SALEM — When the mayor gives her State of the City address Monday, she'll discuss a zoning change that could provide a surge of rental housing across the city.
City planners recently drafted a new set of proposed rules governing "accessory dwelling units", otherwise known as in-law apartments, in all residentially zoned parts of the city. These rules would remove many restrictions on the apartments, essentially allowing them to be rented out like any other apartment.
The rules were submitted to the City Council on June 13, and they'll be discussed by Mayor Kim Driscoll during her speech Monday Workbar, 120 Washington St., at 7 p.m. Driscoll is also planning to address transportation issues, education and ways to combat the ongoing impacts caused by climate change.
In-law apartments are already allowed in single-family zones around Salem, but they come with some stiff restrictions. First, they can only be lived in by a family member of the property owner or a caregiver and they must be removed when the "tenant" leaves or the home is sold. They're also currently prohibited in all other residential zones.
Under the newly proposed rules, in-law apartments could be created without zoning board approval (by right, in other words) in any residential zone, if they met certain parameters.
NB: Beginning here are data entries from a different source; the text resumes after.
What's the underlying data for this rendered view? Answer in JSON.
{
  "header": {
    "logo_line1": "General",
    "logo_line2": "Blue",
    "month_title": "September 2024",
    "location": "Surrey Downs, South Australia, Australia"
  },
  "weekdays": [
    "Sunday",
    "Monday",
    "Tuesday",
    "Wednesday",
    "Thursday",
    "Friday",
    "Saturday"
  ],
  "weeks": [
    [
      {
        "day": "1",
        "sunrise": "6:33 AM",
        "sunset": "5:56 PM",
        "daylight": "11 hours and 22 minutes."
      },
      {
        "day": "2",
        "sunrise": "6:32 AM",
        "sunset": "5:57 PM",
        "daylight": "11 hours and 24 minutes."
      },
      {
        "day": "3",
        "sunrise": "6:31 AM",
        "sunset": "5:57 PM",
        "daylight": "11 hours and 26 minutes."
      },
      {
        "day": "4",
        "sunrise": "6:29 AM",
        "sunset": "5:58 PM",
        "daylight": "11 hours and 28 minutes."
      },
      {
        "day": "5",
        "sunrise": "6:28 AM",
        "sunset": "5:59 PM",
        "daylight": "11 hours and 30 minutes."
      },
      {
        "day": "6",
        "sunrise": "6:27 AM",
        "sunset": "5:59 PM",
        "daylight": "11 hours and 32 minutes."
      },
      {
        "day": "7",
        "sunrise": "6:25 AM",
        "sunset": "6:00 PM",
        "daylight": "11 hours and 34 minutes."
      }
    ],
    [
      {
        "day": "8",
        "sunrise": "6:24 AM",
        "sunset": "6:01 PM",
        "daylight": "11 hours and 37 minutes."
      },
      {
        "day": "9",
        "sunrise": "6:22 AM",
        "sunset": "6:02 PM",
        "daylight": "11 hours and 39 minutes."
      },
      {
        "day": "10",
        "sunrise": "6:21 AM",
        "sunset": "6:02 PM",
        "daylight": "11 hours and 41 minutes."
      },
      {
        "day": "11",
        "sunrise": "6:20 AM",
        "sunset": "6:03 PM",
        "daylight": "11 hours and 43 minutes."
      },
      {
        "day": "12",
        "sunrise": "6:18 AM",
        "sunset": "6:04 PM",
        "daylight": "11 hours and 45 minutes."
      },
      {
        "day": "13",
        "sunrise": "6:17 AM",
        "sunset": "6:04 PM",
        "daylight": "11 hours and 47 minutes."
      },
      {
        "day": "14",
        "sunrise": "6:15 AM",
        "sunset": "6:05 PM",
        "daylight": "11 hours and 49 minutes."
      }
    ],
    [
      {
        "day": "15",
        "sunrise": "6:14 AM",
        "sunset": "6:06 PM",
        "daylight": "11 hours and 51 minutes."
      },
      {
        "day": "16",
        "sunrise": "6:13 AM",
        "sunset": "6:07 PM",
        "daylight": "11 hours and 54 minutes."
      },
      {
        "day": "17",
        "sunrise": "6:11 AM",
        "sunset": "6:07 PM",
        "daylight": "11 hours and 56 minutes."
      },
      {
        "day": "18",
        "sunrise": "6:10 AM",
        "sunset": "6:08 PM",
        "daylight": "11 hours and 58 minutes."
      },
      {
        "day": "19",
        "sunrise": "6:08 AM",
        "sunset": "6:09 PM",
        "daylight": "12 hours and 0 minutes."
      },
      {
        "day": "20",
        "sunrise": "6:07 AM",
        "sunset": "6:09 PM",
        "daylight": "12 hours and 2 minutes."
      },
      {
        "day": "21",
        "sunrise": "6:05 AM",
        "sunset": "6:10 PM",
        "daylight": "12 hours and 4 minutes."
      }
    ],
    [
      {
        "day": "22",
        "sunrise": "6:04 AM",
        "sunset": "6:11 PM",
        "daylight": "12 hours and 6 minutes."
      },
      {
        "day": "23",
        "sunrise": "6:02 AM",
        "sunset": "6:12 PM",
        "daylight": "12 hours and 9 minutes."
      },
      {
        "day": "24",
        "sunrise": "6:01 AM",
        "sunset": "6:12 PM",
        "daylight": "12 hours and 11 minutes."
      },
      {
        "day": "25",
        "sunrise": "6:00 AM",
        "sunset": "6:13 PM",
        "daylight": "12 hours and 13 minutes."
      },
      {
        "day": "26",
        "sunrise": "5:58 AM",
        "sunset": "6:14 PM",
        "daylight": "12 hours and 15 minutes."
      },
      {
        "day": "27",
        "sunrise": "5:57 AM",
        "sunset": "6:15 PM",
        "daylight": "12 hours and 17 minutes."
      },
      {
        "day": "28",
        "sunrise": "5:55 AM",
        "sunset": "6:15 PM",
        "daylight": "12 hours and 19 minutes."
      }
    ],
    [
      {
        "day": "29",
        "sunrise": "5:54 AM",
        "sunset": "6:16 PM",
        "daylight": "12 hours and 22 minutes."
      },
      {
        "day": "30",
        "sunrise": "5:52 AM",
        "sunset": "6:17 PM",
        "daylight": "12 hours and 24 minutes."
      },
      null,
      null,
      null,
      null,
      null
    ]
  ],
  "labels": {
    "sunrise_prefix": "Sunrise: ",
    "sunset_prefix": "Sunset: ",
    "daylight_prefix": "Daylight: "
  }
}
That includes a maximum of 800 square feet in size, doesn't cause a net loss of trees on the property and provides adequate parking on-site.
Even further, anyone could live in them, according to Driscoll.
"We've been working to create policies that will facilitate more housing options in Salem, particularly for residents struggling to meet rents that are rising way faster than incomes," she said. "As part of this, we've been looking to convert the old church properties as well as looking at inclusionary dwelling units."
If a proposed in-law unit has less than two parking spaces, would cause a net-loss in trees on the site or the size of the unit exceeds 800 square feet, a special permit would be needed from the zoning board.
Driscoll pointed out that the impetus for changing the rules on in-law apartments came from the city's housing-themed forums from earlier this year.
"This was one of the top-ranked items," she said. "This proposed ordinance reflects those forums and discussions."
Work on the ordinance was begun by the board for the city's Affordable Housing Trust Fund, according to city planner Amanda Chiancola.
"We know we need housing, so accessory dwelling units have a lot of potential to create moderately priced rental units, which we desperately need in Salem," Chiancola said. "In its current form, we aren't going to get the units because of the limitations on family members and caretakers."
The ordinance has two ways of helping folks in Salem, according to Chiancola.
"You may create a unit for, let's say, your grandparent, and then your grandparent passes away or no longer needs the unit. You put an investment in your home and have to remove the unit under the current ordinance," Chiancola said. "Under the proposed ordinance, you can rent it out and create a stream of income."
At the same time, the units give people an in for living in Salem when the housing market is becoming pricier and pricier, moving further out of reach for many people.
"It's for folks who need just a small unit. There are some folks who don't need a big house or a 1,500-square-foot apartment," Chiancola said. "They just need a small, 800-square-foot home. It helps them, and it also helps the person who owns the home by having that boost in income."
The proposed ordinance does prohibit using these in-law apartments as short-term rentals for lodging sites like Airbnb. The owner of the property must live on-site as well.
Breaking with tradition
As for Driscoll's State of the City address Monday night at Workbar, it will again buck years of tradition in which the speech would be delivered in the City Council chambers at City Hall. The speech is also traditionally held early in January. Last year, Driscoll gave her remarks in the main atrium at Peabody Essex Museum on New Year's Day.
Workbar is a new collaborative work space recently opened in the old City Hall Annex space at 120 Washington St. The Workbar location's opening was coincidentally timed with the closing of a similar spot at Liberty Tree Mall in Danvers, where the company previously leased space from Staples.
"When you think about Workbar, it's a symbol of the new economic activity we're seeing," Driscoll said. "It isn't a traditional office environment, but it's creating a lot of jobs, and I think there's a lot of economic activities derived from Workbar and shared working spaces."